I had two weeks to recover before I was to begin this cycle again. The first week, as soon as I locked the bandroom door, I would shut down and blissfully engage in what I would describe as unproductivity. I slept until I woke up. I ate leftover Chinese food, or maybe pizza, for breakfast. I read when I wanted to, napped when I wanted to (sometimes 3x's a day), went to Blockbuster and rented 3 movies, two of which I usually didn't even watch. I did not work out, or make a list, or shop, or clean anything, or call anyone, or learn anything. Sometimes I went to antique stores or to the library and just wandered around. Mostly, I did nothing.
Once, I went with another teacher friend to Florida the minute school let out and we did this unproductivity thing in tandem, near the beach. I recall eating a lot of turkey sandwiches (because we had little motivation to fix anything else), and trying out meditation (a transformative experience). I read A Prayer for Owen Meany for the first time. We placed zero expectations on each other, barely even engaged in conversation, because we both "got it." That is a rare friend. We lost touch, and I often wonder how she's doing, if she ever gets the opportunity to do similar things.

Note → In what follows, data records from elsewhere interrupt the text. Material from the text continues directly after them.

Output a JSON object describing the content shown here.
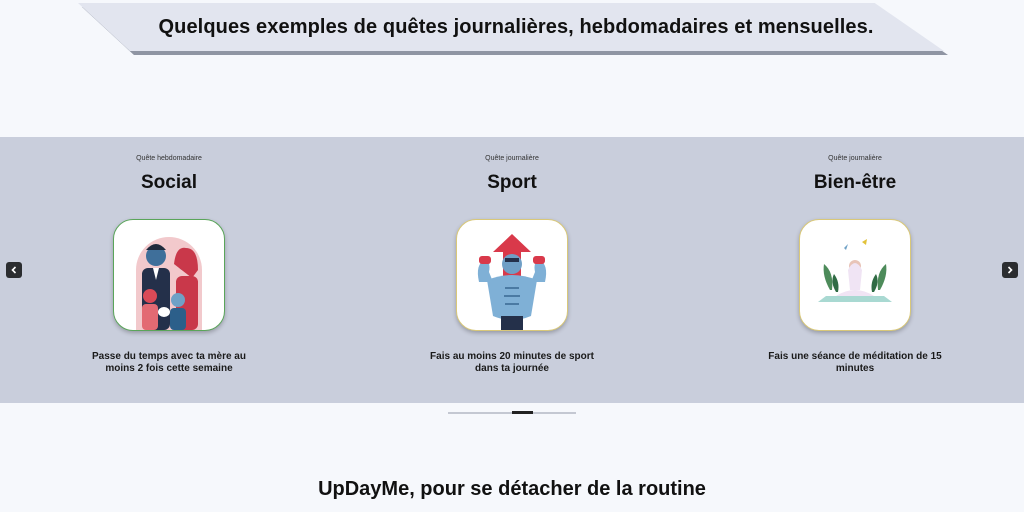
{
  "banner": {
    "title": "Quelques exemples de quêtes journalières, hebdomadaires et mensuelles."
  },
  "carousel": {
    "cards": [
      {
        "type": "Quête hebdomadaire",
        "title": "Social",
        "description": "Passe du temps avec ta mère au moins 2 fois cette semaine",
        "icon": "family-illustration-icon"
      },
      {
        "type": "Quête journalière",
        "title": "Sport",
        "description": "Fais au moins 20 minutes de sport dans ta journée",
        "icon": "muscle-man-illustration-icon"
      },
      {
        "type": "Quête journalière",
        "title": "Bien-être",
        "description": "Fais une séance de méditation de 15 minutes",
        "icon": "meditation-illustration-icon"
      }
    ],
    "prev_icon": "chevron-left-icon",
    "next_icon": "chevron-right-icon"
  },
  "footer": {
    "title": "UpDayMe, pour se détacher de la routine"
  },
  "colors": {
    "band": "#c9cedc",
    "background": "#f6f8fc",
    "banner": "#e2e5ef"
  }
}
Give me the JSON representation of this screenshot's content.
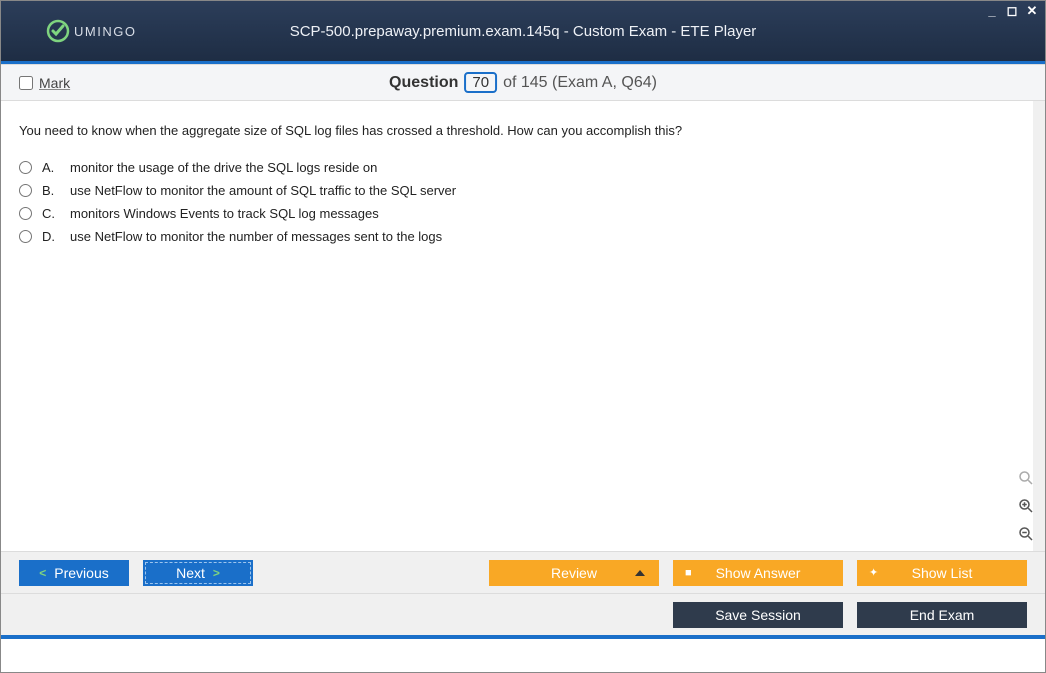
{
  "logo_text": "UMINGO",
  "window_title": "SCP-500.prepaway.premium.exam.145q - Custom Exam - ETE Player",
  "header": {
    "mark_label": "Mark",
    "question_label": "Question",
    "current_number": "70",
    "of_text": "of 145 (Exam A, Q64)"
  },
  "question_text": "You need to know when the aggregate size of SQL log files has crossed a threshold. How can you accomplish this?",
  "answers": [
    {
      "letter": "A.",
      "text": "monitor the usage of the drive the SQL logs reside on"
    },
    {
      "letter": "B.",
      "text": "use NetFlow to monitor the amount of SQL traffic to the SQL server"
    },
    {
      "letter": "C.",
      "text": "monitors Windows Events to track SQL log messages"
    },
    {
      "letter": "D.",
      "text": "use NetFlow to monitor the number of messages sent to the logs"
    }
  ],
  "buttons": {
    "previous": "Previous",
    "next": "Next",
    "review": "Review",
    "show_answer": "Show Answer",
    "show_list": "Show List",
    "save_session": "Save Session",
    "end_exam": "End Exam"
  }
}
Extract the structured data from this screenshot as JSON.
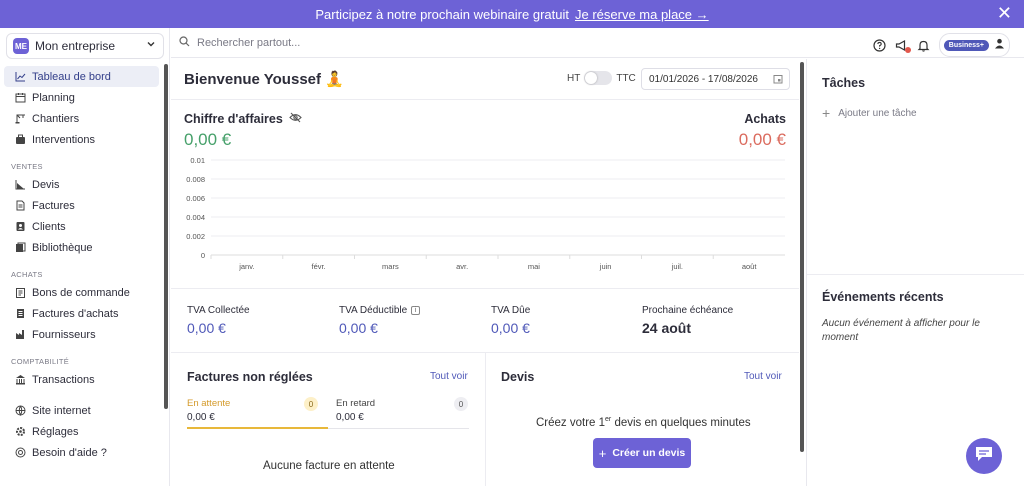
{
  "banner": {
    "text": "Participez à notre prochain webinaire gratuit",
    "cta": "Je réserve ma place →",
    "close": "✕"
  },
  "sidebar": {
    "company": {
      "initials": "ME",
      "name": "Mon entreprise"
    },
    "items": [
      {
        "label": "Tableau de bord",
        "icon": "chart-line-icon",
        "active": true
      },
      {
        "label": "Planning",
        "icon": "calendar-icon"
      },
      {
        "label": "Chantiers",
        "icon": "crane-icon"
      },
      {
        "label": "Interventions",
        "icon": "briefcase-icon"
      }
    ],
    "sections": [
      {
        "title": "VENTES",
        "items": [
          {
            "label": "Devis",
            "icon": "chart-area-icon"
          },
          {
            "label": "Factures",
            "icon": "document-icon"
          },
          {
            "label": "Clients",
            "icon": "contacts-icon"
          },
          {
            "label": "Bibliothèque",
            "icon": "library-icon"
          }
        ]
      },
      {
        "title": "ACHATS",
        "items": [
          {
            "label": "Bons de commande",
            "icon": "clipboard-icon"
          },
          {
            "label": "Factures d'achats",
            "icon": "receipt-icon"
          },
          {
            "label": "Fournisseurs",
            "icon": "factory-icon"
          }
        ]
      },
      {
        "title": "COMPTABILITÉ",
        "items": [
          {
            "label": "Transactions",
            "icon": "bank-icon"
          }
        ]
      }
    ],
    "footer": [
      {
        "label": "Site internet",
        "icon": "globe-icon"
      },
      {
        "label": "Réglages",
        "icon": "gear-icon"
      },
      {
        "label": "Besoin d'aide ?",
        "icon": "help-icon"
      }
    ]
  },
  "topbar": {
    "search_placeholder": "Rechercher partout...",
    "plan": "Business+"
  },
  "main": {
    "welcome": "Bienvenue Youssef 🧘",
    "toggle_left": "HT",
    "toggle_right": "TTC",
    "date_range": "01/01/2026 - 17/08/2026",
    "revenue_label": "Chiffre d'affaires",
    "revenue_value": "0,00 €",
    "purchases_label": "Achats",
    "purchases_value": "0,00 €",
    "kpis": [
      {
        "label": "TVA Collectée",
        "value": "0,00 €"
      },
      {
        "label": "TVA Déductible",
        "value": "0,00 €",
        "info": "i"
      },
      {
        "label": "TVA Dûe",
        "value": "0,00 €"
      },
      {
        "label": "Prochaine échéance",
        "value": "24 août"
      }
    ],
    "invoices": {
      "title": "Factures non réglées",
      "link": "Tout voir",
      "pending_label": "En attente",
      "pending_count": "0",
      "pending_value": "0,00 €",
      "late_label": "En retard",
      "late_count": "0",
      "late_value": "0,00 €",
      "empty": "Aucune facture en attente"
    },
    "quotes": {
      "title": "Devis",
      "link": "Tout voir",
      "empty_pre": "Créez votre 1",
      "empty_sup": "er",
      "empty_post": " devis en quelques minutes",
      "button": "Créer un devis"
    }
  },
  "right": {
    "tasks_title": "Tâches",
    "add_task": "Ajouter une tâche",
    "events_title": "Événements récents",
    "events_empty": "Aucun événement à afficher pour le moment"
  },
  "colors": {
    "accent": "#6d62d6",
    "revenue": "#46a06a",
    "purchases": "#db6b5e",
    "link": "#4f58b8"
  },
  "chart_data": {
    "type": "bar",
    "categories": [
      "janv.",
      "févr.",
      "mars",
      "avr.",
      "mai",
      "juin",
      "juil.",
      "août"
    ],
    "series": [
      {
        "values": [
          0,
          0,
          0,
          0,
          0,
          0,
          0,
          0
        ]
      },
      {
        "values": [
          0,
          0,
          0,
          0,
          0,
          0,
          0,
          0
        ]
      }
    ],
    "yticks": [
      "0",
      "0.002",
      "0.004",
      "0.006",
      "0.008",
      "0.01"
    ],
    "ylim": [
      0,
      0.01
    ],
    "grid": true
  }
}
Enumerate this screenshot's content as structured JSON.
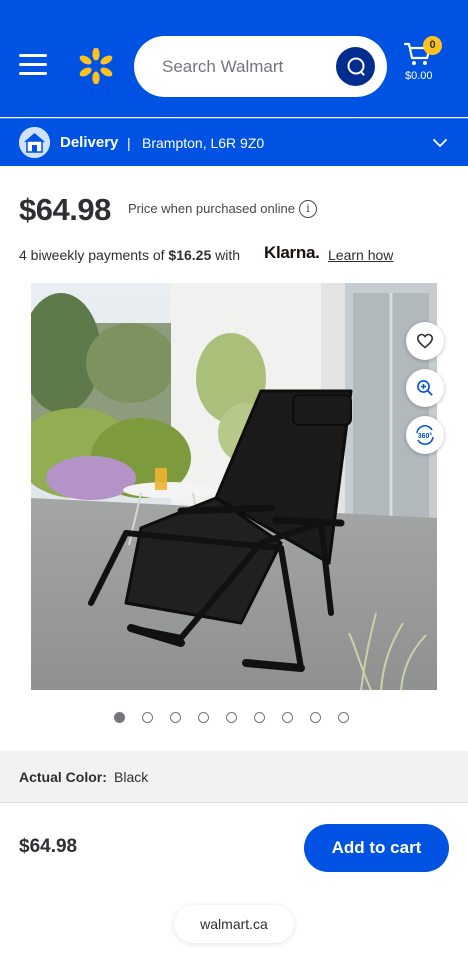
{
  "header": {
    "search_placeholder": "Search Walmart",
    "cart_count": "0",
    "cart_total": "$0.00",
    "brand_color": "#0053e2",
    "spark_color": "#ffc220"
  },
  "delivery": {
    "label": "Delivery",
    "separator": "|",
    "location": "Brampton, L6R 9Z0"
  },
  "product": {
    "price": "$64.98",
    "price_note": "Price when purchased online",
    "info_glyph": "i",
    "klarna": {
      "prefix": "4 biweekly payments of ",
      "amount": "$16.25",
      "suffix": " with",
      "brand": "Klarna.",
      "link": "Learn how"
    },
    "image_count": 9,
    "active_image_index": 0,
    "actions": [
      "heart-icon",
      "zoom-in-icon",
      "360-view-icon"
    ],
    "view_360_label": "360°",
    "color_label": "Actual Color:",
    "color_value": "Black"
  },
  "bottom_bar": {
    "price": "$64.98",
    "add_to_cart": "Add to cart"
  },
  "browser": {
    "url": "walmart.ca"
  }
}
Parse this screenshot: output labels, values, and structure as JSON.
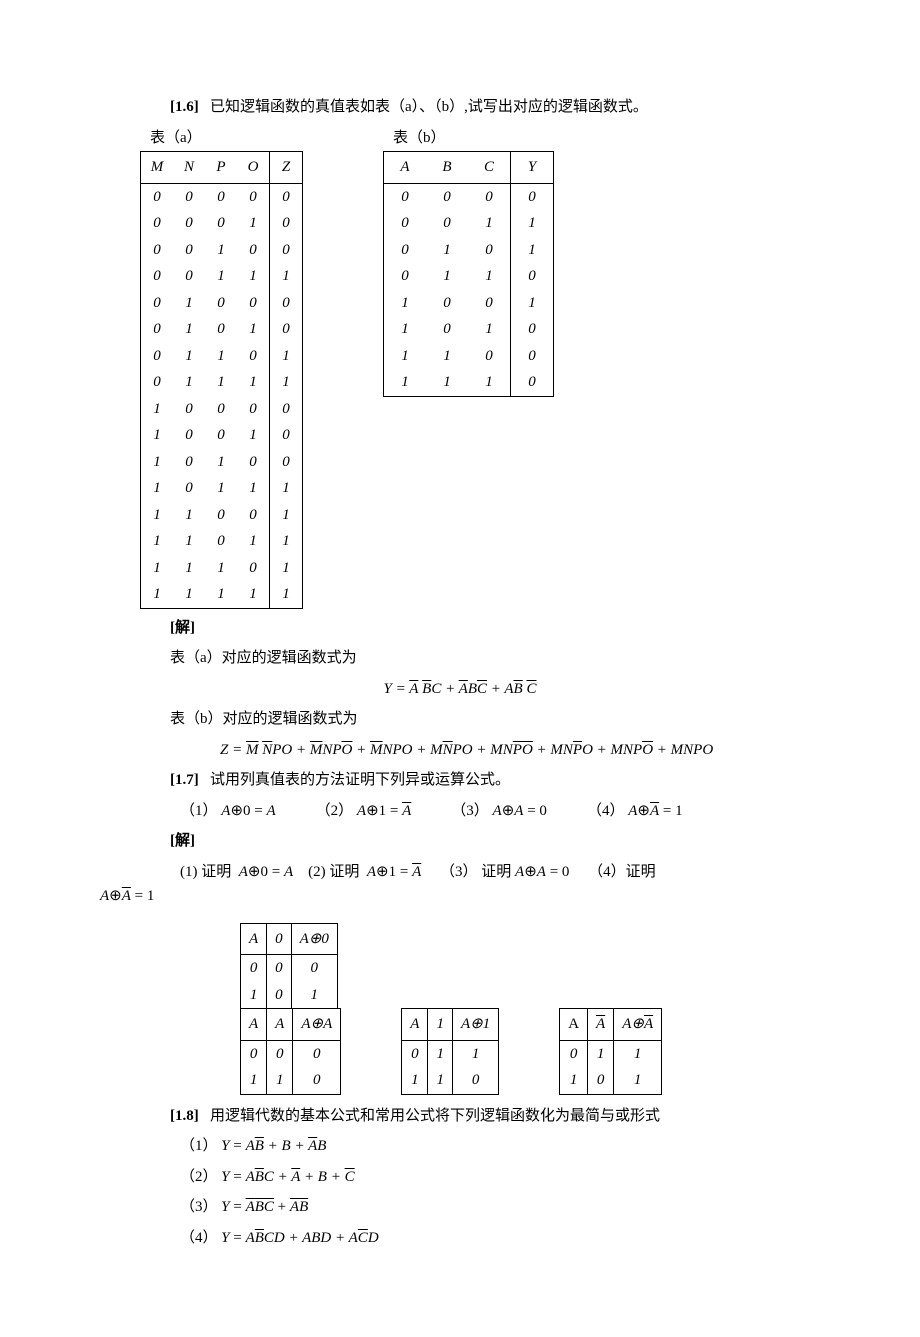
{
  "p1_6": {
    "label": "[1.6]",
    "text": "已知逻辑函数的真值表如表（a）、（b）,试写出对应的逻辑函数式。",
    "table_a": {
      "caption": "表（a）",
      "headers": [
        "M",
        "N",
        "P",
        "O",
        "Z"
      ],
      "rows": [
        [
          "0",
          "0",
          "0",
          "0",
          "0"
        ],
        [
          "0",
          "0",
          "0",
          "1",
          "0"
        ],
        [
          "0",
          "0",
          "1",
          "0",
          "0"
        ],
        [
          "0",
          "0",
          "1",
          "1",
          "1"
        ],
        [
          "0",
          "1",
          "0",
          "0",
          "0"
        ],
        [
          "0",
          "1",
          "0",
          "1",
          "0"
        ],
        [
          "0",
          "1",
          "1",
          "0",
          "1"
        ],
        [
          "0",
          "1",
          "1",
          "1",
          "1"
        ],
        [
          "1",
          "0",
          "0",
          "0",
          "0"
        ],
        [
          "1",
          "0",
          "0",
          "1",
          "0"
        ],
        [
          "1",
          "0",
          "1",
          "0",
          "0"
        ],
        [
          "1",
          "0",
          "1",
          "1",
          "1"
        ],
        [
          "1",
          "1",
          "0",
          "0",
          "1"
        ],
        [
          "1",
          "1",
          "0",
          "1",
          "1"
        ],
        [
          "1",
          "1",
          "1",
          "0",
          "1"
        ],
        [
          "1",
          "1",
          "1",
          "1",
          "1"
        ]
      ]
    },
    "table_b": {
      "caption": "表（b）",
      "headers": [
        "A",
        "B",
        "C",
        "Y"
      ],
      "rows": [
        [
          "0",
          "0",
          "0",
          "0"
        ],
        [
          "0",
          "0",
          "1",
          "1"
        ],
        [
          "0",
          "1",
          "0",
          "1"
        ],
        [
          "0",
          "1",
          "1",
          "0"
        ],
        [
          "1",
          "0",
          "0",
          "1"
        ],
        [
          "1",
          "0",
          "1",
          "0"
        ],
        [
          "1",
          "1",
          "0",
          "0"
        ],
        [
          "1",
          "1",
          "1",
          "0"
        ]
      ]
    },
    "solution_label": "[解]",
    "sol_a_text": "表（a）对应的逻辑函数式为",
    "sol_a_eq": "Y = ĀB̄C + ĀBC̄ + AB̄C̄",
    "sol_b_text": "表（b）对应的逻辑函数式为",
    "sol_b_eq": "Z = M̄ N̄PO + M̄NPŌ + M̄NPO + MN̄PO + MNP̄Ō + MNP̄O + MNPŌ + MNPO"
  },
  "p1_7": {
    "label": "[1.7]",
    "text": "试用列真值表的方法证明下列异或运算公式。",
    "eq1": "（1） A⊕0 = A",
    "eq2": "（2） A⊕1 = Ā",
    "eq3": "（3） A⊕A = 0",
    "eq4": "（4） A⊕Ā = 1",
    "solution_label": "[解]",
    "proof_line": "(1) 证明 A⊕0=A   (2) 证明 A⊕1=Ā   （3） 证明 A⊕A=0   （4）证明 A⊕Ā=1",
    "mini1a": {
      "h": [
        "A",
        "0",
        "A⊕0"
      ],
      "r": [
        [
          "0",
          "0",
          "0"
        ],
        [
          "1",
          "0",
          "1"
        ]
      ]
    },
    "mini1b": {
      "h": [
        "A",
        "A",
        "A⊕A"
      ],
      "r": [
        [
          "0",
          "0",
          "0"
        ],
        [
          "1",
          "1",
          "0"
        ]
      ]
    },
    "mini2": {
      "h": [
        "A",
        "1",
        "A⊕1"
      ],
      "r": [
        [
          "0",
          "1",
          "1"
        ],
        [
          "1",
          "1",
          "0"
        ]
      ]
    },
    "mini3": {
      "h": [
        "A",
        "Ā",
        "A⊕Ā"
      ],
      "r": [
        [
          "0",
          "1",
          "1"
        ],
        [
          "1",
          "0",
          "1"
        ]
      ]
    }
  },
  "p1_8": {
    "label": "[1.8]",
    "text": "用逻辑代数的基本公式和常用公式将下列逻辑函数化为最简与或形式",
    "eq1": "（1） Y = AB̄ + B + ĀB",
    "eq2": "（2） Y = AB̄C + Ā + B + C̄",
    "eq3": "（3） Y = ¬(ĀBC) + ¬(AB̄)",
    "eq4": "（4） Y = AB̄CD + ABD + AC̄D"
  }
}
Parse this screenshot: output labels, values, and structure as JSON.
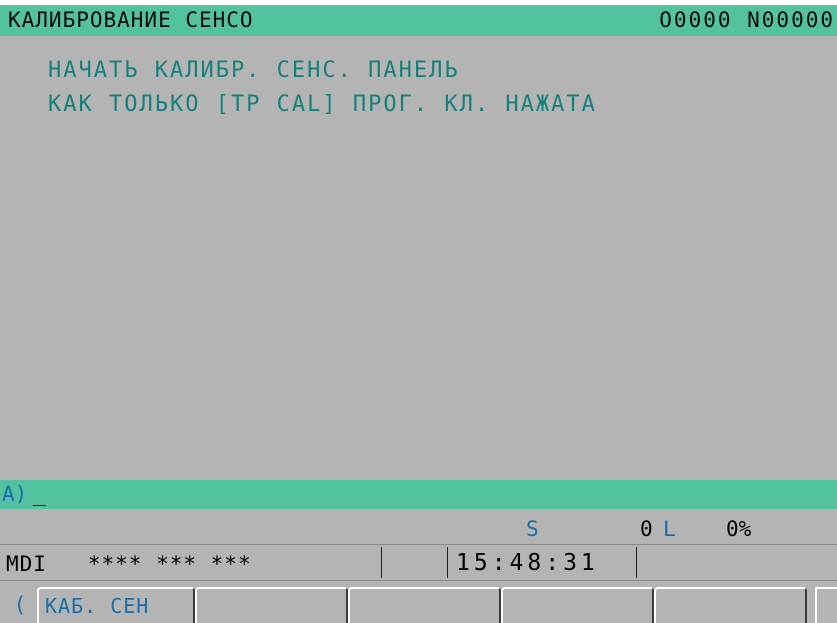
{
  "header": {
    "screen_title": "КАЛИБРОВАНИЕ СЕНСО",
    "program_number": "O0000 N00000"
  },
  "message": {
    "line1": "НАЧАТЬ КАЛИБР. СЕНС. ПАНЕЛЬ",
    "line2": "КАК ТОЛЬКО [TP CAL] ПРОГ. КЛ. НАЖАТА"
  },
  "input": {
    "prompt": "A)",
    "cursor": "_"
  },
  "status": {
    "spindle_label": "S",
    "spindle_value": "0",
    "load_label": "L",
    "load_percent": "0%"
  },
  "mode_bar": {
    "mode": "MDI",
    "status_fields": "**** *** ***",
    "clock": "15:48:31"
  },
  "softkeys": {
    "prev": "(",
    "keys": [
      {
        "label": "КАБ. СЕН"
      },
      {
        "label": ""
      },
      {
        "label": ""
      },
      {
        "label": ""
      },
      {
        "label": ""
      }
    ]
  },
  "colors": {
    "header_bar": "#52c2a0",
    "screen_background": "#b4b4b4",
    "message_text": "#16807a",
    "key_text": "#1a6ea8"
  }
}
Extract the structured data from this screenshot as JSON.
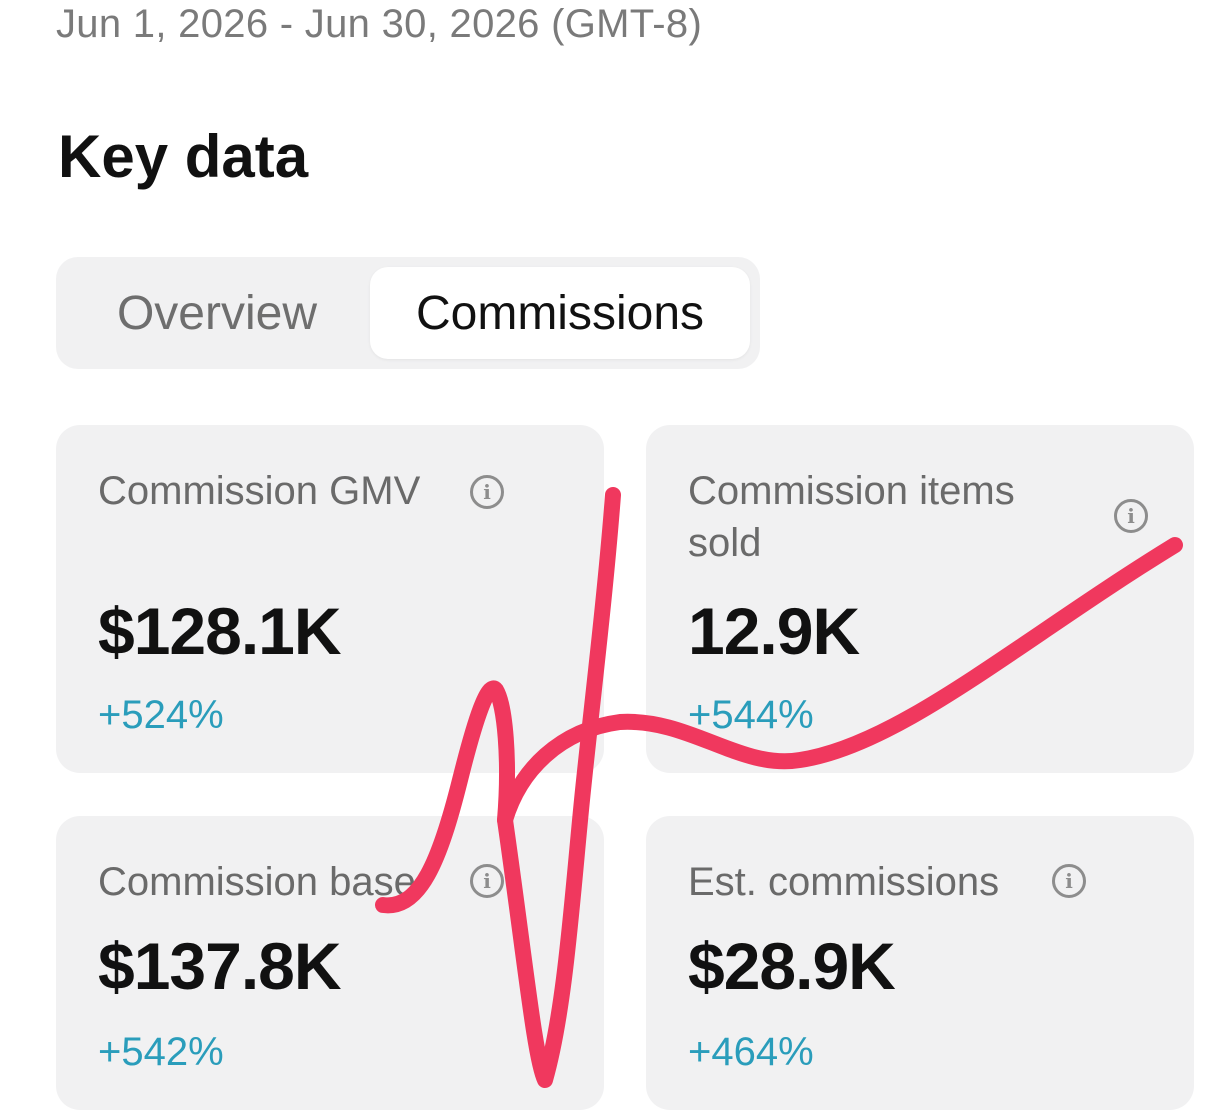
{
  "header": {
    "date_range": "Jun 1, 2026 - Jun 30, 2026 (GMT-8)",
    "title": "Key data"
  },
  "tabs": [
    {
      "label": "Overview",
      "selected": false
    },
    {
      "label": "Commissions",
      "selected": true
    }
  ],
  "cards": [
    {
      "label": "Commission GMV",
      "value": "$128.1K",
      "change": "+524%"
    },
    {
      "label": "Commission items sold",
      "value": "12.9K",
      "change": "+544%"
    },
    {
      "label": "Commission base",
      "value": "$137.8K",
      "change": "+542%"
    },
    {
      "label": "Est. commissions",
      "value": "$28.9K",
      "change": "+464%"
    }
  ],
  "icons": {
    "info": "info-circle-icon"
  },
  "colors": {
    "change_positive": "#2a9dbb",
    "scribble": "#f0385e",
    "card_background": "#f1f1f2"
  }
}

For my Eisenhower Matrix-knowledgable friends, I guess this was all Quadrant IV stuff (or was it?). All of this unproductivity was way before husband, children, dogs, business, mortgage, IRAs and 529s, etc. so it's been a hot second since I've thought about it. Perhaps I am only just now appreciating the luxury of it. The first year my Unproductive Week happened, it was unintentional. Thereafter, I made it a ritual, because oh my gosh the after-effects. Once the week was over, and I slowly started to morph back into "Ms. Smith," wow, did I have ideas. I was able to think with this amazing clarity and feel enormous hope and motivation. I was excited to see the kids and hear those squeaks as joyful noise and come up with creative lesson plans. New ways of teaching a rhythm or technique would materialize for me, seemingly out of nowhere.
So when I see all of the posts and articles now inviting everyone to clear out closets and exercise and register for webinars and pet their dogs and update their websites and play board games and paint the kitchen cabinets, I have to pause. All of those cheerful posts inquiring, "What will you DO with your gift of time??" - I wonder about them. I guess it's all cool if you have this open time, and it feels good for you to get more stuff done. And if you have young children, I understand it's difficult to just let everything go (although why not let them eat pizza for breakfast?). Like many, we had to cancel our spring break trip plans, and I found myself reflexively and unconsciously trying to decide how best to utilize my newly-cleared week. It's my automated response to stress, but I somehow I had the presence of mind to stop, and ask: What does it say about us that even in times of collective, forced, unstructured time we feel like we have to start making all the lists?
Other than this post, I'm doing nothing of any consequence today. And when this mess is over (and it will be, at some point), wow…will I have some ideas.
I hope that you all are staying well and safe. Stay tuned.
Sara Skillen - Certified Professional Organizer®, Certified Organizer Coach®, wife, mom, dog-lover, author. Learning to trust my intuition more every day. Shall we work together?